"We only buy companies with publicly traded equity in order to use the KMV model," says Barry Campbell, managing director for leveraged debt management at the Bank of Montreal. Using a computer program, instead of a huge staff of analysts and loan officers, Campbell is able to buy and sell the debt of around 400 companies with the help of only four people. It's simple, he says: "We look at KMV's estimated default-probability ratings, and sort things out based on the rating."
Other traders buy corporate bonds that KMV's model says are low-risk, and place bets against bonds chosen from the list of dicey issuers.
KMV Managing Director Tim Kasta won't reveal the names of customers who use the model for arbitrage -- as the exploitation of such price discrepancies is known.
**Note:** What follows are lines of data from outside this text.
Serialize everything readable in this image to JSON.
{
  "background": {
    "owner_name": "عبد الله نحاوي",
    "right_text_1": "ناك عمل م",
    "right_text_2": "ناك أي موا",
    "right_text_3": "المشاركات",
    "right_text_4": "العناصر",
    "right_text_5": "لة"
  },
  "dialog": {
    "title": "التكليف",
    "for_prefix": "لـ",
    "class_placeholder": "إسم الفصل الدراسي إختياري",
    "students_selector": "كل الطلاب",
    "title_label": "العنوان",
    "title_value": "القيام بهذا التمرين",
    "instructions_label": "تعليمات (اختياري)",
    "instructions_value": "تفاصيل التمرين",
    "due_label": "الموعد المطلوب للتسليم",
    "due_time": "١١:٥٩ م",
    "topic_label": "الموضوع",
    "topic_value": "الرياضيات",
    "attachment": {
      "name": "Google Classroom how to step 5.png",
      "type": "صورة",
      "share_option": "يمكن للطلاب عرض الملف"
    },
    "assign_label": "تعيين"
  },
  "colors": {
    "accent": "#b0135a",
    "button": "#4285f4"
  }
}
But the Bank of Montreal's Campbell says it's being done by more and more KMV customers.
"We're not doing that, but I know others who are," he says. "It's not completely dissimilar from the kind of arbitrage Long Term Capital was doing."
Long Term Capital, of course, is the Nobel Prize winner-packed investment fund that last fall nearly brought down the world financial system. It is the reigning poster child for the pitfalls of computer modeling.
Long Term Capital's most famous players were economists Robert Merton and Myron Scholes, who won the 1997 Nobel Prize for developing complicated mathematical formulas in 1973 that put a price on risk.
The fund specialized in bond arbitrage, using Merton and Scholes' math formulas to make $100 billion worth of bets on certain types of bonds and stocks. But the calculations were based on historical data. They didn't allow for what would happen when the world's financial markets melted down, as they did on Aug. 17, 1998, when Russia devalued the ruble and defaulted on some of its debt.
Risk trumped intellect. The fund collapsed.
To forestall a worldwide financial collapse, the U.S. government pressured New York banks to pony up $3.5 billion to keep the fund from going bankrupt.
Yet Merton and Scholes' 1973 calculations -- particularly those dealing with the wealth of information inherent in a company's stock price -- beat at the heart of computer models such as KMV's. Like Long Term Capital's calculations, KMV bases its projections on historical data, and on Merton and Scholes' ideas about handicapping risk.
Computer models shouldn't be blamed for putting the world at peril of financial disaster, says Cornell University derivatives professor Robert Jarrow. The math is sound, he says. "A crude analogy is fire. If you don't use it right, it burns things down," he says. "If you use it right, you can cook, heat, and provide comfort."